**Requirement**
What is needed is the full listing written out exactly, minus the pictures.

*** Records shown ***

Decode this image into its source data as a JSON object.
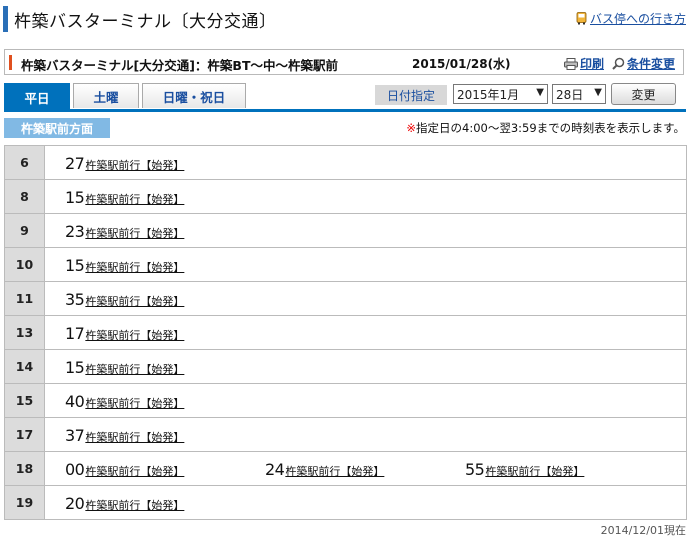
{
  "page_title": "杵築バスターミナル〔大分交通〕",
  "title_link": "バス停への行き方",
  "route_label": "杵築バスターミナル[大分交通]：杵築BT〜中〜杵築駅前",
  "route_date": "2015/01/28(水)",
  "print_label": "印刷",
  "condition_label": "条件変更",
  "tabs": [
    {
      "label": "平日",
      "active": true
    },
    {
      "label": "土曜",
      "active": false
    },
    {
      "label": "日曜・祝日",
      "active": false
    }
  ],
  "date_label": "日付指定",
  "month_select": "2015年1月",
  "day_select": "28日",
  "change_button": "変更",
  "direction_label": "杵築駅前方面",
  "notice_mark": "※",
  "notice_text": "指定日の4:00〜翌3:59までの時刻表を表示します。",
  "timetable": [
    {
      "hour": "6",
      "entries": [
        {
          "min": "27",
          "dest": "杵築駅前行【始発】"
        }
      ]
    },
    {
      "hour": "8",
      "entries": [
        {
          "min": "15",
          "dest": "杵築駅前行【始発】"
        }
      ]
    },
    {
      "hour": "9",
      "entries": [
        {
          "min": "23",
          "dest": "杵築駅前行【始発】"
        }
      ]
    },
    {
      "hour": "10",
      "entries": [
        {
          "min": "15",
          "dest": "杵築駅前行【始発】"
        }
      ]
    },
    {
      "hour": "11",
      "entries": [
        {
          "min": "35",
          "dest": "杵築駅前行【始発】"
        }
      ]
    },
    {
      "hour": "13",
      "entries": [
        {
          "min": "17",
          "dest": "杵築駅前行【始発】"
        }
      ]
    },
    {
      "hour": "14",
      "entries": [
        {
          "min": "15",
          "dest": "杵築駅前行【始発】"
        }
      ]
    },
    {
      "hour": "15",
      "entries": [
        {
          "min": "40",
          "dest": "杵築駅前行【始発】"
        }
      ]
    },
    {
      "hour": "17",
      "entries": [
        {
          "min": "37",
          "dest": "杵築駅前行【始発】"
        }
      ]
    },
    {
      "hour": "18",
      "entries": [
        {
          "min": "00",
          "dest": "杵築駅前行【始発】"
        },
        {
          "min": "24",
          "dest": "杵築駅前行【始発】"
        },
        {
          "min": "55",
          "dest": "杵築駅前行【始発】"
        }
      ]
    },
    {
      "hour": "19",
      "entries": [
        {
          "min": "20",
          "dest": "杵築駅前行【始発】"
        }
      ]
    }
  ],
  "footer_text": "2014/12/01現在",
  "colors": {
    "accent": "#0071bc",
    "direction_bg": "#81b9e4",
    "notice_mark": "#e00000",
    "route_accent": "#e0501f"
  }
}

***

**Written answer**
Decode this image into its source data as a JSON object.
{
  "page_title": "杵築バスターミナル〔大分交通〕",
  "title_link": "バス停への行き方",
  "route_label": "杵築バスターミナル[大分交通]：杵築BT〜中〜杵築駅前",
  "route_date": "2015/01/28(水)",
  "print_label": "印刷",
  "condition_label": "条件変更",
  "tabs": [
    {
      "label": "平日",
      "active": true
    },
    {
      "label": "土曜",
      "active": false
    },
    {
      "label": "日曜・祝日",
      "active": false
    }
  ],
  "date_label": "日付指定",
  "month_select": "2015年1月",
  "day_select": "28日",
  "change_button": "変更",
  "direction_label": "杵築駅前方面",
  "notice_mark": "※",
  "notice_text": "指定日の4:00〜翌3:59までの時刻表を表示します。",
  "timetable": [
    {
      "hour": "6",
      "entries": [
        {
          "min": "27",
          "dest": "杵築駅前行【始発】"
        }
      ]
    },
    {
      "hour": "8",
      "entries": [
        {
          "min": "15",
          "dest": "杵築駅前行【始発】"
        }
      ]
    },
    {
      "hour": "9",
      "entries": [
        {
          "min": "23",
          "dest": "杵築駅前行【始発】"
        }
      ]
    },
    {
      "hour": "10",
      "entries": [
        {
          "min": "15",
          "dest": "杵築駅前行【始発】"
        }
      ]
    },
    {
      "hour": "11",
      "entries": [
        {
          "min": "35",
          "dest": "杵築駅前行【始発】"
        }
      ]
    },
    {
      "hour": "13",
      "entries": [
        {
          "min": "17",
          "dest": "杵築駅前行【始発】"
        }
      ]
    },
    {
      "hour": "14",
      "entries": [
        {
          "min": "15",
          "dest": "杵築駅前行【始発】"
        }
      ]
    },
    {
      "hour": "15",
      "entries": [
        {
          "min": "40",
          "dest": "杵築駅前行【始発】"
        }
      ]
    },
    {
      "hour": "17",
      "entries": [
        {
          "min": "37",
          "dest": "杵築駅前行【始発】"
        }
      ]
    },
    {
      "hour": "18",
      "entries": [
        {
          "min": "00",
          "dest": "杵築駅前行【始発】"
        },
        {
          "min": "24",
          "dest": "杵築駅前行【始発】"
        },
        {
          "min": "55",
          "dest": "杵築駅前行【始発】"
        }
      ]
    },
    {
      "hour": "19",
      "entries": [
        {
          "min": "20",
          "dest": "杵築駅前行【始発】"
        }
      ]
    }
  ],
  "footer_text": "2014/12/01現在",
  "colors": {
    "accent": "#0071bc",
    "direction_bg": "#81b9e4",
    "notice_mark": "#e00000",
    "route_accent": "#e0501f"
  }
}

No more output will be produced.